▸ **Exercise details**: Nothing except the pictures should be left out when you reproduce the listing exactly.

----------------------------------------

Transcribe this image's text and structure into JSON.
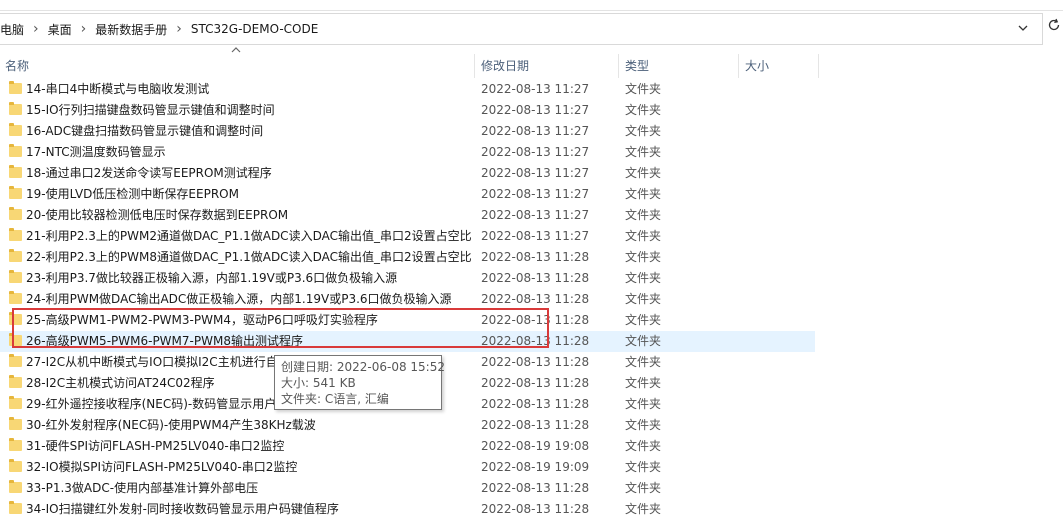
{
  "breadcrumb": [
    "电脑",
    "桌面",
    "最新数据手册",
    "STC32G-DEMO-CODE"
  ],
  "breadcrumb_separator": "›",
  "columns": {
    "name": "名称",
    "date": "修改日期",
    "type": "类型",
    "size": "大小"
  },
  "icons": {
    "dropdown": "chevron-down-icon",
    "refresh": "refresh-icon",
    "folder": "folder-icon",
    "sort": "sort-up-icon"
  },
  "colors": {
    "folder": "#f8d775",
    "hover_row": "#e5f3ff",
    "highlight_box": "#d93a3a"
  },
  "files": [
    {
      "name": "14-串口4中断模式与电脑收发测试",
      "date": "2022-08-13 11:27",
      "type": "文件夹"
    },
    {
      "name": "15-IO行列扫描键盘数码管显示键值和调整时间",
      "date": "2022-08-13 11:27",
      "type": "文件夹"
    },
    {
      "name": "16-ADC键盘扫描数码管显示键值和调整时间",
      "date": "2022-08-13 11:27",
      "type": "文件夹"
    },
    {
      "name": "17-NTC测温度数码管显示",
      "date": "2022-08-13 11:27",
      "type": "文件夹"
    },
    {
      "name": "18-通过串口2发送命令读写EEPROM测试程序",
      "date": "2022-08-13 11:27",
      "type": "文件夹"
    },
    {
      "name": "19-使用LVD低压检测中断保存EEPROM",
      "date": "2022-08-13 11:27",
      "type": "文件夹"
    },
    {
      "name": "20-使用比较器检测低电压时保存数据到EEPROM",
      "date": "2022-08-13 11:27",
      "type": "文件夹"
    },
    {
      "name": "21-利用P2.3上的PWM2通道做DAC_P1.1做ADC读入DAC输出值_串口2设置占空比",
      "date": "2022-08-13 11:27",
      "type": "文件夹"
    },
    {
      "name": "22-利用P2.3上的PWM8通道做DAC_P1.1做ADC读入DAC输出值_串口2设置占空比",
      "date": "2022-08-13 11:28",
      "type": "文件夹"
    },
    {
      "name": "23-利用P3.7做比较器正极输入源，内部1.19V或P3.6口做负极输入源",
      "date": "2022-08-13 11:28",
      "type": "文件夹"
    },
    {
      "name": "24-利用PWM做DAC输出ADC做正极输入源，内部1.19V或P3.6口做负极输入源",
      "date": "2022-08-13 11:28",
      "type": "文件夹"
    },
    {
      "name": "25-高级PWM1-PWM2-PWM3-PWM4，驱动P6口呼吸灯实验程序",
      "date": "2022-08-13 11:28",
      "type": "文件夹"
    },
    {
      "name": "26-高级PWM5-PWM6-PWM7-PWM8输出测试程序",
      "date": "2022-08-13 11:28",
      "type": "文件夹"
    },
    {
      "name": "27-I2C从机中断模式与IO口模拟I2C主机进行自",
      "date": "2022-08-13 11:28",
      "type": "文件夹"
    },
    {
      "name": "28-I2C主机模式访问AT24C02程序",
      "date": "2022-08-13 11:28",
      "type": "文件夹"
    },
    {
      "name": "29-红外遥控接收程序(NEC码)-数码管显示用户",
      "date": "2022-08-13 11:28",
      "type": "文件夹"
    },
    {
      "name": "30-红外发射程序(NEC码)-使用PWM4产生38KHz载波",
      "date": "2022-08-13 11:28",
      "type": "文件夹"
    },
    {
      "name": "31-硬件SPI访问FLASH-PM25LV040-串口2监控",
      "date": "2022-08-19 19:08",
      "type": "文件夹"
    },
    {
      "name": "32-IO模拟SPI访问FLASH-PM25LV040-串口2监控",
      "date": "2022-08-19 19:09",
      "type": "文件夹"
    },
    {
      "name": "33-P1.3做ADC-使用内部基准计算外部电压",
      "date": "2022-08-13 11:28",
      "type": "文件夹"
    },
    {
      "name": "34-IO扫描键红外发射-同时接收数码管显示用户码键值程序",
      "date": "2022-08-13 11:28",
      "type": "文件夹"
    }
  ],
  "hover_index": 12,
  "tooltip": {
    "created": "创建日期: 2022-06-08 15:52",
    "size": "大小: 541 KB",
    "files": "文件夹: C语言, 汇编"
  }
}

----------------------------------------

▸ **Completed task**:
Transcribe this image's text and structure into JSON.
{
  "breadcrumb": [
    "电脑",
    "桌面",
    "最新数据手册",
    "STC32G-DEMO-CODE"
  ],
  "breadcrumb_separator": "›",
  "columns": {
    "name": "名称",
    "date": "修改日期",
    "type": "类型",
    "size": "大小"
  },
  "icons": {
    "dropdown": "chevron-down-icon",
    "refresh": "refresh-icon",
    "folder": "folder-icon",
    "sort": "sort-up-icon"
  },
  "colors": {
    "folder": "#f8d775",
    "hover_row": "#e5f3ff",
    "highlight_box": "#d93a3a"
  },
  "files": [
    {
      "name": "14-串口4中断模式与电脑收发测试",
      "date": "2022-08-13 11:27",
      "type": "文件夹"
    },
    {
      "name": "15-IO行列扫描键盘数码管显示键值和调整时间",
      "date": "2022-08-13 11:27",
      "type": "文件夹"
    },
    {
      "name": "16-ADC键盘扫描数码管显示键值和调整时间",
      "date": "2022-08-13 11:27",
      "type": "文件夹"
    },
    {
      "name": "17-NTC测温度数码管显示",
      "date": "2022-08-13 11:27",
      "type": "文件夹"
    },
    {
      "name": "18-通过串口2发送命令读写EEPROM测试程序",
      "date": "2022-08-13 11:27",
      "type": "文件夹"
    },
    {
      "name": "19-使用LVD低压检测中断保存EEPROM",
      "date": "2022-08-13 11:27",
      "type": "文件夹"
    },
    {
      "name": "20-使用比较器检测低电压时保存数据到EEPROM",
      "date": "2022-08-13 11:27",
      "type": "文件夹"
    },
    {
      "name": "21-利用P2.3上的PWM2通道做DAC_P1.1做ADC读入DAC输出值_串口2设置占空比",
      "date": "2022-08-13 11:27",
      "type": "文件夹"
    },
    {
      "name": "22-利用P2.3上的PWM8通道做DAC_P1.1做ADC读入DAC输出值_串口2设置占空比",
      "date": "2022-08-13 11:28",
      "type": "文件夹"
    },
    {
      "name": "23-利用P3.7做比较器正极输入源，内部1.19V或P3.6口做负极输入源",
      "date": "2022-08-13 11:28",
      "type": "文件夹"
    },
    {
      "name": "24-利用PWM做DAC输出ADC做正极输入源，内部1.19V或P3.6口做负极输入源",
      "date": "2022-08-13 11:28",
      "type": "文件夹"
    },
    {
      "name": "25-高级PWM1-PWM2-PWM3-PWM4，驱动P6口呼吸灯实验程序",
      "date": "2022-08-13 11:28",
      "type": "文件夹"
    },
    {
      "name": "26-高级PWM5-PWM6-PWM7-PWM8输出测试程序",
      "date": "2022-08-13 11:28",
      "type": "文件夹"
    },
    {
      "name": "27-I2C从机中断模式与IO口模拟I2C主机进行自",
      "date": "2022-08-13 11:28",
      "type": "文件夹"
    },
    {
      "name": "28-I2C主机模式访问AT24C02程序",
      "date": "2022-08-13 11:28",
      "type": "文件夹"
    },
    {
      "name": "29-红外遥控接收程序(NEC码)-数码管显示用户",
      "date": "2022-08-13 11:28",
      "type": "文件夹"
    },
    {
      "name": "30-红外发射程序(NEC码)-使用PWM4产生38KHz载波",
      "date": "2022-08-13 11:28",
      "type": "文件夹"
    },
    {
      "name": "31-硬件SPI访问FLASH-PM25LV040-串口2监控",
      "date": "2022-08-19 19:08",
      "type": "文件夹"
    },
    {
      "name": "32-IO模拟SPI访问FLASH-PM25LV040-串口2监控",
      "date": "2022-08-19 19:09",
      "type": "文件夹"
    },
    {
      "name": "33-P1.3做ADC-使用内部基准计算外部电压",
      "date": "2022-08-13 11:28",
      "type": "文件夹"
    },
    {
      "name": "34-IO扫描键红外发射-同时接收数码管显示用户码键值程序",
      "date": "2022-08-13 11:28",
      "type": "文件夹"
    }
  ],
  "hover_index": 12,
  "tooltip": {
    "created": "创建日期: 2022-06-08 15:52",
    "size": "大小: 541 KB",
    "files": "文件夹: C语言, 汇编"
  }
}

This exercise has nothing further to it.